Bird, a 40-year-old, said he recently started studying theater at Texas State University to help him get a job teaching theater or working as an artistic director. He said he also recently rented a small one-room office, which he was planning to use as a space to make and sell costumes and props before he learned Abbott was withdrawing from federal unemployment assistance.
“I hear all the time about how Texas supports small businesses,” Bird said. “By cutting off the pandemic unemployment insurance early, that’s putting me in a spot now where I’m going to have to start chasing my tail again, not only to pay bills, but to keep the rent paid for my new office space. And that’s going to be less time I’ll have available to invest in trying to grow this into a business.”
Some Texans are also struggling to find a job that accommodates their child care responsibilities, especially if their children are learning virtually or need to be home-schooled. Other Texans still have fears of going back to work in-person and catching COVID-19 themselves or spreading it to their high-risk friends and family members.
Gabrielle Mcginnis, a server and bartender in San Antonio, said she has had to home school her son, who has autism and is non-verbal, when he faced difficulties learning remotely. She said she’d like to get a job working from home, but she’s been unable to find one that pays enough to cover her bills and works with her son’s schedule.
“I’m definitely getting less on unemployment compared to when I was working. I’ve had to cut back a lot and just make do with what we got. We’re not starving, but our quality of life has gone down for sure,” Mcginnis said. “Next month, it’s gonna be really bad because my partner just got laid off from his job, too. I’m not really sure what we’re gonna do.”
Mcginnis said she’s gone back to being a bartender for one night a week, but she said customers can be rude and she is now looking for other opportunities.
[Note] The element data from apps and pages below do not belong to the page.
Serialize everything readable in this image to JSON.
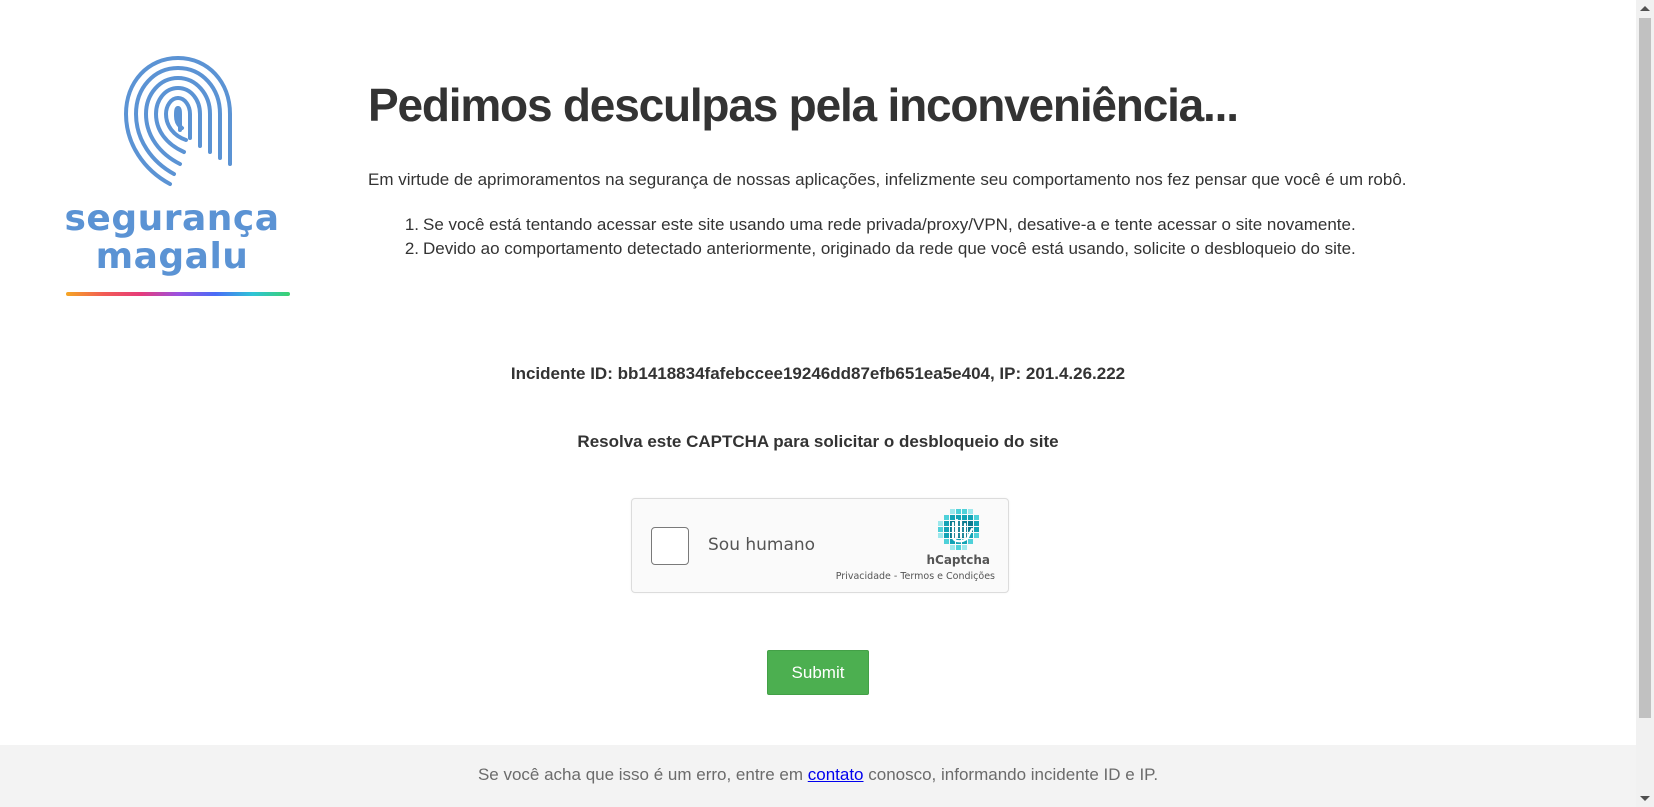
{
  "logo": {
    "line1": "segurança",
    "line2": "magalu"
  },
  "main": {
    "title": "Pedimos desculpas pela inconveniência...",
    "intro": "Em virtude de aprimoramentos na segurança de nossas aplicações, infelizmente seu comportamento nos fez pensar que você é um robô.",
    "steps": [
      {
        "num": "1.",
        "text": "Se você está tentando acessar este site usando uma rede privada/proxy/VPN, desative-a e tente acessar o site novamente."
      },
      {
        "num": "2.",
        "text": "Devido ao comportamento detectado anteriormente, originado da rede que você está usando, solicite o desbloqueio do site."
      }
    ],
    "incident": "Incidente ID: bb1418834fafebccee19246dd87efb651ea5e404, IP: 201.4.26.222",
    "captcha_prompt": "Resolva este CAPTCHA para solicitar o desbloqueio do site"
  },
  "captcha": {
    "checkbox_label": "Sou humano",
    "brand": "hCaptcha",
    "privacy": "Privacidade",
    "separator": " - ",
    "terms": "Termos e Condições",
    "checked": false,
    "logo_colors": [
      "#0a7a8f",
      "#13a3b5",
      "#4fd1d9",
      "#9de8ec"
    ]
  },
  "form": {
    "submit_label": "Submit",
    "submit_color": "#4caf50"
  },
  "footer": {
    "before": "Se você acha que isso é um erro, entre em ",
    "link": "contato",
    "after": " conosco, informando incidente ID e IP."
  },
  "colors": {
    "logo_blue": "#5b93d4",
    "text": "#333333",
    "footer_bg": "#f3f3f3",
    "link": "#0000ee"
  }
}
While she is vaccinated, she said she is still nervous about getting sick and infecting her vulnerable family members with the coronavirus, not all of whom are vaccinated yet.
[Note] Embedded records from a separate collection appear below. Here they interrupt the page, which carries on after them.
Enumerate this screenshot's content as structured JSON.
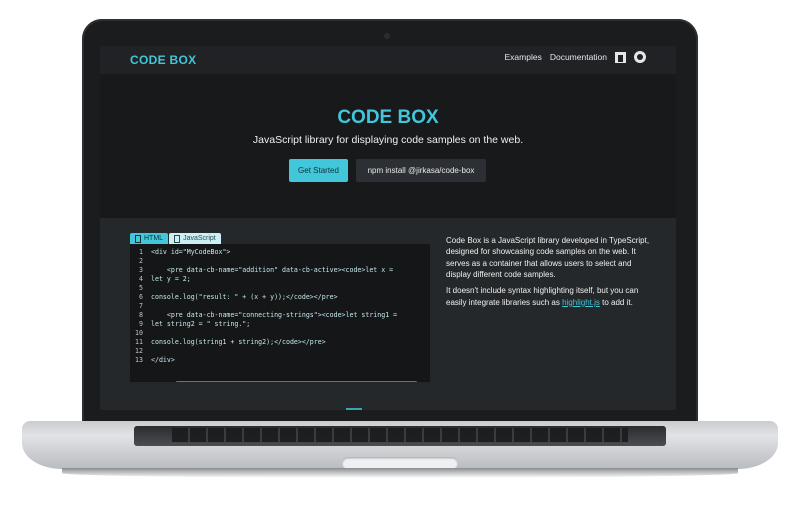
{
  "site": {
    "brand": "CODE BOX",
    "nav": [
      {
        "label": "Examples"
      },
      {
        "label": "Documentation"
      }
    ],
    "nav_icons": [
      "npm-icon",
      "github-icon"
    ]
  },
  "hero": {
    "title": "CODE BOX",
    "subtitle": "JavaScript library for displaying code samples on the web.",
    "primary_button": "Get Started",
    "secondary_button": "npm install @jirkasa/code-box"
  },
  "demo": {
    "tabs": [
      {
        "label": "HTML",
        "active": true
      },
      {
        "label": "JavaScript",
        "active": false
      }
    ],
    "code_lines": [
      {
        "n": "1",
        "text": "<div id=\"MyCodeBox\">"
      },
      {
        "n": "2",
        "text": ""
      },
      {
        "n": "3",
        "text": "    <pre data-cb-name=\"addition\" data-cb-active><code>let x ="
      },
      {
        "n": "4",
        "text": "let y = 2;"
      },
      {
        "n": "5",
        "text": ""
      },
      {
        "n": "6",
        "text": "console.log(\"result: \" + (x + y));</code></pre>"
      },
      {
        "n": "7",
        "text": ""
      },
      {
        "n": "8",
        "text": "    <pre data-cb-name=\"connecting-strings\"><code>let string1 ="
      },
      {
        "n": "9",
        "text": "let string2 = \" string.\";"
      },
      {
        "n": "10",
        "text": ""
      },
      {
        "n": "11",
        "text": "console.log(string1 + string2);</code></pre>"
      },
      {
        "n": "12",
        "text": ""
      },
      {
        "n": "13",
        "text": "</div>"
      }
    ],
    "description": {
      "p1": "Code Box is a JavaScript library developed in TypeScript, designed for showcasing code samples on the web. It serves as a container that allows users to select and display different code samples.",
      "p2_before": "It doesn't include syntax highlighting itself, but you can easily integrate libraries such as ",
      "p2_link": "highlight.js",
      "p2_after": " to add it."
    }
  },
  "colors": {
    "accent": "#41c7d9",
    "background": "#17191b",
    "panel": "#24282b"
  }
}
“My mother is elderly, and she’s high-risk. My son is high risk. I want to go back to work, but how can I replace them if something happens to them? I can’t,” Mcginnis said. “So I would rather struggle a little bit than lose people that I care about deeply. Like to me, it’s not even a question.”
After working to start his own business while taking classes during a pandemic, Bird said he wants to push back against the narrative that people on unemployment are lazy. He said the federal aid has been a lifesaver that allowed him to remain financially stable while he survives the pandemic and works to recover.
“We’re on unemployment because we were unable to work due to this pandemic. It’s not like we were fired from jobs, where we weren’t doing a good job. It was a case of ‘This was meant to keep people financially secure and stable during a time where businesses are closing, because of the pandemic where people have lost their jobs,’” Bird said.
Disclosure: Lyft, St. Mary’s University and University of Texas at Austin have been financial supporters of The Texas Tribune, a nonprofit, nonpartisan news organization that is funded in part by donations from members, foundations and corporate sponsors. Financial supporters play no role in the Tribune’s journalism. Find a complete list of them here.